State Student Aid

State Student Aid

State Investment in Need-Based Student Financial Aid Programs Improves College Access

The State of Michigan’s primary role in higher education is the allocation of support for its public universities and community colleges in order to mitigate the cost of attendance for all students. Unfortunately, the long-term trend of state disinvestment in higher education has resulted in many lower- and middle-income families confronting unmet financial need at public institutions, even after factoring in federal grants and loans. Income-targeted state grant programs are important tools in addressing the gap between family resources and public college costs. They also promote diversity and equity in our institutions, and work toward minimizing social inequality in our state.

Steep cuts to Michigan’s state funded student financial aid programs have diminished the ability for lower-income families to afford a college education, despite tremendous investments by the public universities in the provision of institutional need-based grants. These cuts have led to less affluent students facing higher loans to meet the costs of college, or worse, not attending a university at all.

For twenty years, state financial aid appropriations for university students languished. They peaked in 2002 at $262 million before eroding to just one-third that amount in 2022. Michigan ranked last in the nation for state-funded financial aid per public postsecondary student in FY2021, and even when including federal dollars, Michigan only ranked 36th in the nation in FY2021 for grant aid per student at just $363. Worse, Michigan ranked 41st in the nation for grant aid per capita, coming in at just above one-third the national figure.[i]

However, included in the FY2023 state higher education budget is the new Michigan Achievement Scholarship, a game-changing turnaround in the state’s investment in student financial aid and public university affordability. This aid program—the largest in the state’s history—will help low- and middle-income students better afford a quality public university education by contributing up to $5,500 per student starting with spring 2023 high school graduates.
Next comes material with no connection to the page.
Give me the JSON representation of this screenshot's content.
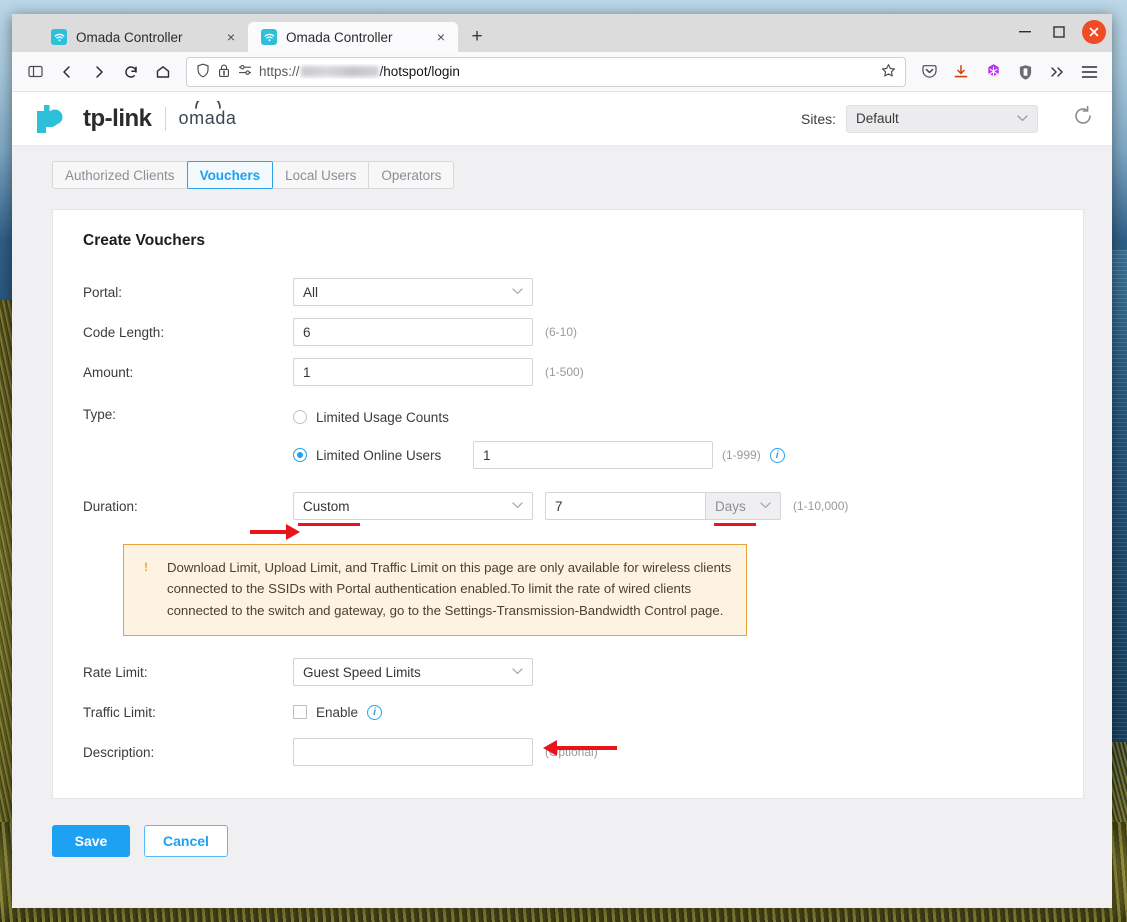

Three-quarters of the incoming class is expected to be eligible for the scholarship. This equates to an amount equal to one-third to one-half of tuition and required fees among Michigan’s public universities.[ii] However, as this program is being phased-in through 2028, we need policymakers’ help in continuing with its multiyear implementation. MCL 388.1836j specifies that $50 million should be added each year through 2028 to pay for the phase-in of the Michigan Achievement Scholarship. 

Moving forward, discussions are underway regarding the consolidation of the state’s current portfolio of student financial aid programs. Having a well-funded, highly visible, and simple to understand flagship state financial aid program such as the Michigan Achievement Scholarship is commendable, however, caution should be used when it comes to closing out other existing state aid programs at this time. While consolidation may be an eventual solution, for now, we need to ensure that there are no substantive unintended consequences for affected students by collapsing these programs prematurely.

Policy Actions:

  • Increase state investment in need-based student financial aid programs that promote access for lower-income students.
  • Continue to increase investment in the new Michigan Achievement Scholarship program through 2028 as is statutorily required.
  • Exercise caution in consolidating the state’s existing portfolio of financial aid programs to avoid unintended consequences for college affordability among affected students.

[i] Source: 52nd Annual Survey Report on State-Sponsored Student Financial Aid, 2020-2021, National Association of State Student Grant and Aid Programs (NASSGAP). View.

[ii] MASU compiles an annual report on tuition and fees among Michigan’s 15 state universities. View.